## TASK DETAILS
Go through the entries below and count the lines where the word "icon" appears; give only the count.

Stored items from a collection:
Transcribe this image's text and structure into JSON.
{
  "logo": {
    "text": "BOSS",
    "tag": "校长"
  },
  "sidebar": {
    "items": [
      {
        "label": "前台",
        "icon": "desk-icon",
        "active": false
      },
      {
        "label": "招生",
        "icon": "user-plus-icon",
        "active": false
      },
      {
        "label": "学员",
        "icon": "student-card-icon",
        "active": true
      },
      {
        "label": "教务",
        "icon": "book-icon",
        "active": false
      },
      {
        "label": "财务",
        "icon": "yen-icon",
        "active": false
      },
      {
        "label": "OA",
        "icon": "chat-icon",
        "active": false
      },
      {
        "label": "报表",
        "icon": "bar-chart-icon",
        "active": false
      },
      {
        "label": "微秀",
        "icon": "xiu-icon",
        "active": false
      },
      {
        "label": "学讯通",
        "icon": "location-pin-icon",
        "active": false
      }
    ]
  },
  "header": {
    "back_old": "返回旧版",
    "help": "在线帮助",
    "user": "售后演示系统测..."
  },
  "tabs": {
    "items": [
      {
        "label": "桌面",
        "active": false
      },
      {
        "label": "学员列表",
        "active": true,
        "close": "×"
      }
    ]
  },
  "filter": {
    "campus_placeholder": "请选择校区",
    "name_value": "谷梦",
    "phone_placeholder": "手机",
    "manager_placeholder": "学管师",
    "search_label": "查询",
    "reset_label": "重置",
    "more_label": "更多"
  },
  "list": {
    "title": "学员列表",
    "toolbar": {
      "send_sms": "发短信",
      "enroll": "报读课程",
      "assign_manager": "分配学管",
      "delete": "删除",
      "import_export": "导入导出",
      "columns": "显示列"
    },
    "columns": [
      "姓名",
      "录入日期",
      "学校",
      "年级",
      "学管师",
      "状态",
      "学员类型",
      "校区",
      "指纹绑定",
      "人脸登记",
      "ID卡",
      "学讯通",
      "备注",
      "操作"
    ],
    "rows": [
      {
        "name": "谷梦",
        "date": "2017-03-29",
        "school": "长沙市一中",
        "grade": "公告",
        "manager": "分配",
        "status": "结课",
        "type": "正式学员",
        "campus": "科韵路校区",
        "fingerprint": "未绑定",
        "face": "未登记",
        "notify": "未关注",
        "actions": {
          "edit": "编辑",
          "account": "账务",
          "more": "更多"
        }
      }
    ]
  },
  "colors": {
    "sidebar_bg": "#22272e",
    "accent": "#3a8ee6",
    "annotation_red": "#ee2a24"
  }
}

## ANSWER SPACE
9